BEGIN

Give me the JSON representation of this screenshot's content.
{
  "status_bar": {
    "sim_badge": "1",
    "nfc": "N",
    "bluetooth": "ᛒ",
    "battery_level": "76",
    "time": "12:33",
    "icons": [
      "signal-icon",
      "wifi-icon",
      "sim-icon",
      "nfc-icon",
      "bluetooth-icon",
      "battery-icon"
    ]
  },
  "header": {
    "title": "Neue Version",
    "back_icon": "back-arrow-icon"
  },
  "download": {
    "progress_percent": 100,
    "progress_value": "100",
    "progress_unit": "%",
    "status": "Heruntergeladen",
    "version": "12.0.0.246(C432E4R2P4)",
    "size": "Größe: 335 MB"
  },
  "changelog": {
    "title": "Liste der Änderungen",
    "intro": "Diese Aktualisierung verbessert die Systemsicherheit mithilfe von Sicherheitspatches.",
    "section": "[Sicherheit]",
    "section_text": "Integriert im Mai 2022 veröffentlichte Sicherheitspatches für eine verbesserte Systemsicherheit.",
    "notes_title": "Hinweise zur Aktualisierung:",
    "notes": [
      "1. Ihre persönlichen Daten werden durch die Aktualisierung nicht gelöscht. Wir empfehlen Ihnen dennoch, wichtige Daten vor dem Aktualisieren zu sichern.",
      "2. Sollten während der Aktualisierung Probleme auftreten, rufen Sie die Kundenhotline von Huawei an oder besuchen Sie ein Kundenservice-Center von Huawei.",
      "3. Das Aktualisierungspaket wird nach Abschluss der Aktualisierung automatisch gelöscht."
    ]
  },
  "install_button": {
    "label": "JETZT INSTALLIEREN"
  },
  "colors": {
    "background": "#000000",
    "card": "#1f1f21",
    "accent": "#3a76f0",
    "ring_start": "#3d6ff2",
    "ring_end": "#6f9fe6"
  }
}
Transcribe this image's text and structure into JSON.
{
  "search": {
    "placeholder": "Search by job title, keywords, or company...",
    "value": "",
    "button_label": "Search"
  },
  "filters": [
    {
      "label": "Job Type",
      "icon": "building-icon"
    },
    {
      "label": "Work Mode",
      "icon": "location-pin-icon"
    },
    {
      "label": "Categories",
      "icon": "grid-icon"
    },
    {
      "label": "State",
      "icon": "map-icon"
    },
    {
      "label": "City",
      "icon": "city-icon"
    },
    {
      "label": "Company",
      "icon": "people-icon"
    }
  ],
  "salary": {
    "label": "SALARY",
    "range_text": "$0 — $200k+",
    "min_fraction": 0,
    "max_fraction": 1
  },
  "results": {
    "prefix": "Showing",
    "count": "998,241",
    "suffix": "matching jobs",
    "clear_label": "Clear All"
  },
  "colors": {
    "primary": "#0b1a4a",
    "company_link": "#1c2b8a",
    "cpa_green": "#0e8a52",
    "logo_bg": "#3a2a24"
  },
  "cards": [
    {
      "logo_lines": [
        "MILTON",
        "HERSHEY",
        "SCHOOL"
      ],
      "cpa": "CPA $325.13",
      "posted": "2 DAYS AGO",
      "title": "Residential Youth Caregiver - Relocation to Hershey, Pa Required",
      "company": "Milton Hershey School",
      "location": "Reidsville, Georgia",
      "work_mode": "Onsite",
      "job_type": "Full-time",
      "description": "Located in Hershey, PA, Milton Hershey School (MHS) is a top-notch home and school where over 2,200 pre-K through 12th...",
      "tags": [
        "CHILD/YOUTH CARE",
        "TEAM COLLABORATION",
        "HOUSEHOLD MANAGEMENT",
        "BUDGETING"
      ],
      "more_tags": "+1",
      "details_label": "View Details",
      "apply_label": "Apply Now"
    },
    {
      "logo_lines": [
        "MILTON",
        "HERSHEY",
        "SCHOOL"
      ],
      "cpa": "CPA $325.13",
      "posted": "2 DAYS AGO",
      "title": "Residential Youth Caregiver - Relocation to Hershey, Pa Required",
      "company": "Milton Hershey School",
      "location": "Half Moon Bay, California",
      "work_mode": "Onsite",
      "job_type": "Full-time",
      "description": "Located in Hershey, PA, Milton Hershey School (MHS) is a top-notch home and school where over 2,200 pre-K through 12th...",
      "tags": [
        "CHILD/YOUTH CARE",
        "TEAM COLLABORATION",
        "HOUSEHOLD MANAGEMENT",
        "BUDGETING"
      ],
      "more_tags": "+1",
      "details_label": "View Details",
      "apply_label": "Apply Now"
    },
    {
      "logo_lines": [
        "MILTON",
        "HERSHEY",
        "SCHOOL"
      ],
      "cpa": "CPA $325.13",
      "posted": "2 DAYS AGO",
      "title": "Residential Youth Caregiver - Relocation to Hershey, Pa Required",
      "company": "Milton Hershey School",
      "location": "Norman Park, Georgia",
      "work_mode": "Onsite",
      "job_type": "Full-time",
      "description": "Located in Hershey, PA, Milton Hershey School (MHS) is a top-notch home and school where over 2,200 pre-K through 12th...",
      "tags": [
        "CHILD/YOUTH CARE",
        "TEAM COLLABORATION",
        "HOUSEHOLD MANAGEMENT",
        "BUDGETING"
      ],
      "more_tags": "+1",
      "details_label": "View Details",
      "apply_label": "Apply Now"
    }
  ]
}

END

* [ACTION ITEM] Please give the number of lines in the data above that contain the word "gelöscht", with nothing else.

* [TASK RESPONSE] 2